=== Available records ===

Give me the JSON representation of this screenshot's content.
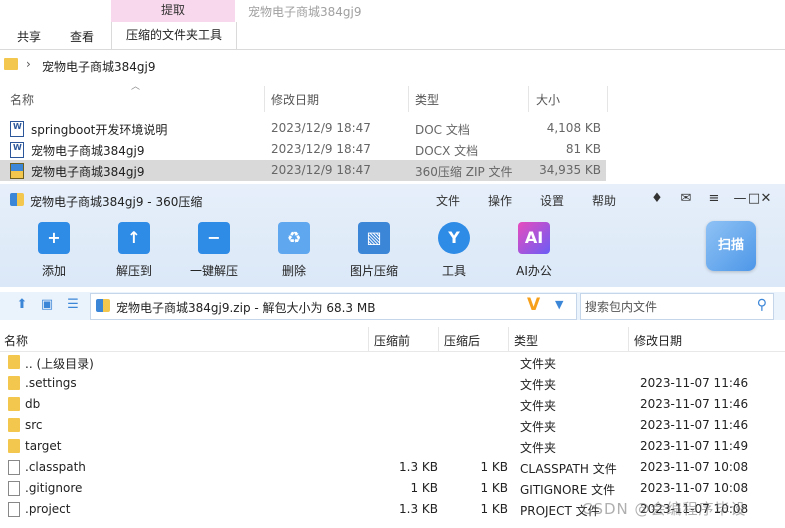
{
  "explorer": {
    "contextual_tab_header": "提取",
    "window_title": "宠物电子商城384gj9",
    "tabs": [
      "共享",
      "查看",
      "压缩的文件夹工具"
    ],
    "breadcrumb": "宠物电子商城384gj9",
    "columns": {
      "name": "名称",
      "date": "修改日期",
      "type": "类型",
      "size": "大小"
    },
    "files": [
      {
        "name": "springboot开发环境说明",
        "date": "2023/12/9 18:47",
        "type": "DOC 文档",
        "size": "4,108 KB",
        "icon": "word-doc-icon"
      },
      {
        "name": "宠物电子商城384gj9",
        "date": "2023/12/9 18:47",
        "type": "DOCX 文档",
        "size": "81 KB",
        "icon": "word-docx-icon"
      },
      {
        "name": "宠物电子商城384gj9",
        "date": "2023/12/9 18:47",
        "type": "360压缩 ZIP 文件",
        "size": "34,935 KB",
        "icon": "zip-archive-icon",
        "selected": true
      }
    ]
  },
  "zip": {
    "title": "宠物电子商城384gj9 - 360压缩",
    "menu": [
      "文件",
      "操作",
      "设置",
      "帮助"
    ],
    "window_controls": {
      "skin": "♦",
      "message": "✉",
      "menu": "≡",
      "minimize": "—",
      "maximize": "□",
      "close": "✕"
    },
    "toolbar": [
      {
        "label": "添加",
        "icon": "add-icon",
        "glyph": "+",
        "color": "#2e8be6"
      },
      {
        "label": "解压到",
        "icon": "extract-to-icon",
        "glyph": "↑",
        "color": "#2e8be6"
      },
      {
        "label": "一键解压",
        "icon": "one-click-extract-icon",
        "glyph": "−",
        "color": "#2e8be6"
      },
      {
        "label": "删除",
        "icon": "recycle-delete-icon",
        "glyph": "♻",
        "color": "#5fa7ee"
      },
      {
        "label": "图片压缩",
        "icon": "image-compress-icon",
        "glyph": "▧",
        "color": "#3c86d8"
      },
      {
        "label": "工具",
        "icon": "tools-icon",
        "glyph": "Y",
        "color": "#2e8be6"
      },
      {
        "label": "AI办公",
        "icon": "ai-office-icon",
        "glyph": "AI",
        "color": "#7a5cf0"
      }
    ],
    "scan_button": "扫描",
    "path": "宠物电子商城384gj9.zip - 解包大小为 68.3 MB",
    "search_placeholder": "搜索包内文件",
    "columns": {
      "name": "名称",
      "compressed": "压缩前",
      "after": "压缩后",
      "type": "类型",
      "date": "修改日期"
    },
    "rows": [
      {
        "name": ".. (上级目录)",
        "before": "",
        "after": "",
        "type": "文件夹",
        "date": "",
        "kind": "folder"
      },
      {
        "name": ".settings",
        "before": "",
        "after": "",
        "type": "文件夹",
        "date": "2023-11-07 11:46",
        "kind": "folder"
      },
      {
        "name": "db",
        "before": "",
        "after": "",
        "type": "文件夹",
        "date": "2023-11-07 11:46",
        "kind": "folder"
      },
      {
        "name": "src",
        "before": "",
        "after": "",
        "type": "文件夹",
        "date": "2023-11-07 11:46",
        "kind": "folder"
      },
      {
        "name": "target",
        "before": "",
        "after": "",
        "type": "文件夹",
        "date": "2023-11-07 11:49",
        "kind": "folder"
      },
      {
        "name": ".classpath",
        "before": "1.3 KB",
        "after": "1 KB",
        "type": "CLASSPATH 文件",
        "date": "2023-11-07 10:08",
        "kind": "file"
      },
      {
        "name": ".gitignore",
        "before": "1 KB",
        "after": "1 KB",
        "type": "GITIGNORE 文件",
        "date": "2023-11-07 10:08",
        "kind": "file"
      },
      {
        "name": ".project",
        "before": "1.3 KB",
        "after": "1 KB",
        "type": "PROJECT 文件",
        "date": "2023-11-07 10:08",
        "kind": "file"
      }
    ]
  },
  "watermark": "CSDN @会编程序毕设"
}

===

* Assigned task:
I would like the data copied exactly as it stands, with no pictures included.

* Written reply:
Give me the JSON representation of this screenshot's content.
{
  "explorer": {
    "contextual_tab_header": "提取",
    "window_title": "宠物电子商城384gj9",
    "tabs": [
      "共享",
      "查看",
      "压缩的文件夹工具"
    ],
    "breadcrumb": "宠物电子商城384gj9",
    "columns": {
      "name": "名称",
      "date": "修改日期",
      "type": "类型",
      "size": "大小"
    },
    "files": [
      {
        "name": "springboot开发环境说明",
        "date": "2023/12/9 18:47",
        "type": "DOC 文档",
        "size": "4,108 KB",
        "icon": "word-doc-icon"
      },
      {
        "name": "宠物电子商城384gj9",
        "date": "2023/12/9 18:47",
        "type": "DOCX 文档",
        "size": "81 KB",
        "icon": "word-docx-icon"
      },
      {
        "name": "宠物电子商城384gj9",
        "date": "2023/12/9 18:47",
        "type": "360压缩 ZIP 文件",
        "size": "34,935 KB",
        "icon": "zip-archive-icon",
        "selected": true
      }
    ]
  },
  "zip": {
    "title": "宠物电子商城384gj9 - 360压缩",
    "menu": [
      "文件",
      "操作",
      "设置",
      "帮助"
    ],
    "window_controls": {
      "skin": "♦",
      "message": "✉",
      "menu": "≡",
      "minimize": "—",
      "maximize": "□",
      "close": "✕"
    },
    "toolbar": [
      {
        "label": "添加",
        "icon": "add-icon",
        "glyph": "+",
        "color": "#2e8be6"
      },
      {
        "label": "解压到",
        "icon": "extract-to-icon",
        "glyph": "↑",
        "color": "#2e8be6"
      },
      {
        "label": "一键解压",
        "icon": "one-click-extract-icon",
        "glyph": "−",
        "color": "#2e8be6"
      },
      {
        "label": "删除",
        "icon": "recycle-delete-icon",
        "glyph": "♻",
        "color": "#5fa7ee"
      },
      {
        "label": "图片压缩",
        "icon": "image-compress-icon",
        "glyph": "▧",
        "color": "#3c86d8"
      },
      {
        "label": "工具",
        "icon": "tools-icon",
        "glyph": "Y",
        "color": "#2e8be6"
      },
      {
        "label": "AI办公",
        "icon": "ai-office-icon",
        "glyph": "AI",
        "color": "#7a5cf0"
      }
    ],
    "scan_button": "扫描",
    "path": "宠物电子商城384gj9.zip - 解包大小为 68.3 MB",
    "search_placeholder": "搜索包内文件",
    "columns": {
      "name": "名称",
      "compressed": "压缩前",
      "after": "压缩后",
      "type": "类型",
      "date": "修改日期"
    },
    "rows": [
      {
        "name": ".. (上级目录)",
        "before": "",
        "after": "",
        "type": "文件夹",
        "date": "",
        "kind": "folder"
      },
      {
        "name": ".settings",
        "before": "",
        "after": "",
        "type": "文件夹",
        "date": "2023-11-07 11:46",
        "kind": "folder"
      },
      {
        "name": "db",
        "before": "",
        "after": "",
        "type": "文件夹",
        "date": "2023-11-07 11:46",
        "kind": "folder"
      },
      {
        "name": "src",
        "before": "",
        "after": "",
        "type": "文件夹",
        "date": "2023-11-07 11:46",
        "kind": "folder"
      },
      {
        "name": "target",
        "before": "",
        "after": "",
        "type": "文件夹",
        "date": "2023-11-07 11:49",
        "kind": "folder"
      },
      {
        "name": ".classpath",
        "before": "1.3 KB",
        "after": "1 KB",
        "type": "CLASSPATH 文件",
        "date": "2023-11-07 10:08",
        "kind": "file"
      },
      {
        "name": ".gitignore",
        "before": "1 KB",
        "after": "1 KB",
        "type": "GITIGNORE 文件",
        "date": "2023-11-07 10:08",
        "kind": "file"
      },
      {
        "name": ".project",
        "before": "1.3 KB",
        "after": "1 KB",
        "type": "PROJECT 文件",
        "date": "2023-11-07 10:08",
        "kind": "file"
      }
    ]
  },
  "watermark": "CSDN @会编程序毕设"
}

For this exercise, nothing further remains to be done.